(RECORDS SHOWN Opens)

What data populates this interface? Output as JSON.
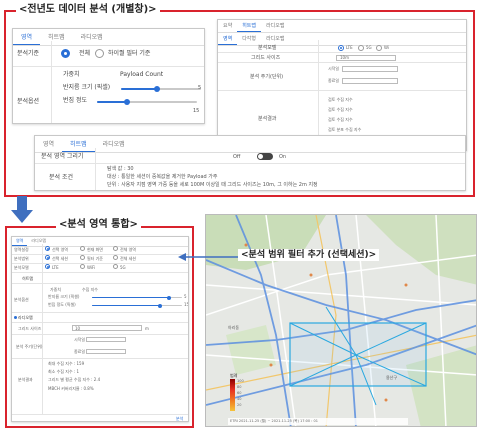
{
  "annotations": {
    "top": "<전년도 데이터 분석 (개별창)>",
    "left": "<분석 영역 통합>",
    "right": "<분석 범위 필터 추가 (선택세션)>"
  },
  "colors": {
    "frame_red": "#d9232d",
    "accent_blue": "#2a6fd6",
    "arrow_blue": "#3f6fbf",
    "map_road": "#5b8fe0",
    "map_highlight": "#29a8e0"
  },
  "panel_a": {
    "tabs": [
      "영역",
      "히트맵",
      "라디오맵"
    ],
    "row1_label": "분석기준",
    "radio1": "전체",
    "radio2": "하이퀄 필터 기준",
    "row2_label": "분석옵션",
    "sub_header": "가중치",
    "sub_header2": "Payload Count",
    "slider1_label": "반지름 크기 (픽셀)",
    "slider1_value": "5",
    "slider1_level": 0.45,
    "slider2_label": "번짐 정도",
    "slider2_value": "15",
    "slider2_level": 0.3
  },
  "panel_b": {
    "tabs": [
      "요약",
      "히트맵",
      "라디오맵"
    ],
    "subtabs": [
      "영역",
      "다각형",
      "라디오맵"
    ],
    "rows": [
      {
        "label": "분석모델",
        "values": [
          "LTE",
          "5G",
          "Wi"
        ]
      },
      {
        "label": "그리드 사이즈",
        "values": [
          "10m"
        ]
      },
      {
        "label": "분석 주기(단위)",
        "values": [
          "시작일",
          "종료일"
        ]
      },
      {
        "label": "분석결과",
        "values": [
          "검토 수집 지수",
          "검토 수집 지수",
          "검토 수집 지수",
          "검토 분포 수집 지수",
          "MBCH 커버리지율"
        ]
      }
    ]
  },
  "panel_c": {
    "tabs": [
      "영역",
      "히트맵",
      "라디오맵"
    ],
    "toggle_label": "분석 영역 그리기",
    "toggle_off": "Off",
    "toggle_on": "On",
    "cond_label": "분석 조건",
    "cond_lines": [
      "탐색 값 : 30",
      "대상 : 통일한 세션이 중복값을 제거한 Payload 가주",
      "단위 : 사용자 지점 영역 가중 등을 세로 100M 이상일 때 그리드 사이즈는 10m, 그 이하는 2m 지정"
    ]
  },
  "panel_d": {
    "tabs": [
      "영역",
      "라디오맵"
    ],
    "r1_label": "영역설정",
    "r1_opts": [
      "선택 영역",
      "현재 화면",
      "전체 영역"
    ],
    "r2_label": "분석범위",
    "r2_opts": [
      "선택 세션",
      "필터 기준",
      "전체 세션"
    ],
    "r3_label": "분석모델",
    "r3_opts": [
      "LTE",
      "WiFi",
      "5G"
    ],
    "heat_header": "히트맵",
    "weight_label": "가중치",
    "weight_value": "수집 지수",
    "opt_label": "분석옵션",
    "slider1_label": "반지름 크기 (픽셀)",
    "slider1_value": "5",
    "slider1_level": 0.85,
    "slider2_label": "번짐 정도 (픽셀)",
    "slider2_value": "15",
    "slider2_level": 0.75,
    "radio_header": "라디오맵",
    "grid_label": "그리드 사이즈",
    "grid_value": "10",
    "grid_unit": "m",
    "period_label": "분석 주기(단위)",
    "start_label": "시작일",
    "end_label": "종료일",
    "result_label": "분석결과",
    "result_lines": [
      "최대 수집 지수 : 159",
      "최소 수집 지수 : 1",
      "그리드 별 평균 수집 지수 : 2.4",
      "MBCH 커버리지율 : 0.8%"
    ],
    "footer_button": "분석"
  },
  "map": {
    "labels": [
      "아리동",
      "용산구",
      "서교동"
    ],
    "legend_title": "범례",
    "legend_values": [
      "100",
      "80",
      "60",
      "40",
      "20"
    ],
    "footer": "ETRI 2021-11-25 (월) ~ 2021-11-25 (목) 17:00 : 01"
  }
}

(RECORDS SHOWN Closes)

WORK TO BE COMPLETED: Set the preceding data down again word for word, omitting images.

TASK OUTPUT:
What data populates this interface? Output as JSON.
{
  "annotations": {
    "top": "<전년도 데이터 분석 (개별창)>",
    "left": "<분석 영역 통합>",
    "right": "<분석 범위 필터 추가 (선택세션)>"
  },
  "colors": {
    "frame_red": "#d9232d",
    "accent_blue": "#2a6fd6",
    "arrow_blue": "#3f6fbf",
    "map_road": "#5b8fe0",
    "map_highlight": "#29a8e0"
  },
  "panel_a": {
    "tabs": [
      "영역",
      "히트맵",
      "라디오맵"
    ],
    "row1_label": "분석기준",
    "radio1": "전체",
    "radio2": "하이퀄 필터 기준",
    "row2_label": "분석옵션",
    "sub_header": "가중치",
    "sub_header2": "Payload Count",
    "slider1_label": "반지름 크기 (픽셀)",
    "slider1_value": "5",
    "slider1_level": 0.45,
    "slider2_label": "번짐 정도",
    "slider2_value": "15",
    "slider2_level": 0.3
  },
  "panel_b": {
    "tabs": [
      "요약",
      "히트맵",
      "라디오맵"
    ],
    "subtabs": [
      "영역",
      "다각형",
      "라디오맵"
    ],
    "rows": [
      {
        "label": "분석모델",
        "values": [
          "LTE",
          "5G",
          "Wi"
        ]
      },
      {
        "label": "그리드 사이즈",
        "values": [
          "10m"
        ]
      },
      {
        "label": "분석 주기(단위)",
        "values": [
          "시작일",
          "종료일"
        ]
      },
      {
        "label": "분석결과",
        "values": [
          "검토 수집 지수",
          "검토 수집 지수",
          "검토 수집 지수",
          "검토 분포 수집 지수",
          "MBCH 커버리지율"
        ]
      }
    ]
  },
  "panel_c": {
    "tabs": [
      "영역",
      "히트맵",
      "라디오맵"
    ],
    "toggle_label": "분석 영역 그리기",
    "toggle_off": "Off",
    "toggle_on": "On",
    "cond_label": "분석 조건",
    "cond_lines": [
      "탐색 값 : 30",
      "대상 : 통일한 세션이 중복값을 제거한 Payload 가주",
      "단위 : 사용자 지점 영역 가중 등을 세로 100M 이상일 때 그리드 사이즈는 10m, 그 이하는 2m 지정"
    ]
  },
  "panel_d": {
    "tabs": [
      "영역",
      "라디오맵"
    ],
    "r1_label": "영역설정",
    "r1_opts": [
      "선택 영역",
      "현재 화면",
      "전체 영역"
    ],
    "r2_label": "분석범위",
    "r2_opts": [
      "선택 세션",
      "필터 기준",
      "전체 세션"
    ],
    "r3_label": "분석모델",
    "r3_opts": [
      "LTE",
      "WiFi",
      "5G"
    ],
    "heat_header": "히트맵",
    "weight_label": "가중치",
    "weight_value": "수집 지수",
    "opt_label": "분석옵션",
    "slider1_label": "반지름 크기 (픽셀)",
    "slider1_value": "5",
    "slider1_level": 0.85,
    "slider2_label": "번짐 정도 (픽셀)",
    "slider2_value": "15",
    "slider2_level": 0.75,
    "radio_header": "라디오맵",
    "grid_label": "그리드 사이즈",
    "grid_value": "10",
    "grid_unit": "m",
    "period_label": "분석 주기(단위)",
    "start_label": "시작일",
    "end_label": "종료일",
    "result_label": "분석결과",
    "result_lines": [
      "최대 수집 지수 : 159",
      "최소 수집 지수 : 1",
      "그리드 별 평균 수집 지수 : 2.4",
      "MBCH 커버리지율 : 0.8%"
    ],
    "footer_button": "분석"
  },
  "map": {
    "labels": [
      "아리동",
      "용산구",
      "서교동"
    ],
    "legend_title": "범례",
    "legend_values": [
      "100",
      "80",
      "60",
      "40",
      "20"
    ],
    "footer": "ETRI 2021-11-25 (월) ~ 2021-11-25 (목) 17:00 : 01"
  }
}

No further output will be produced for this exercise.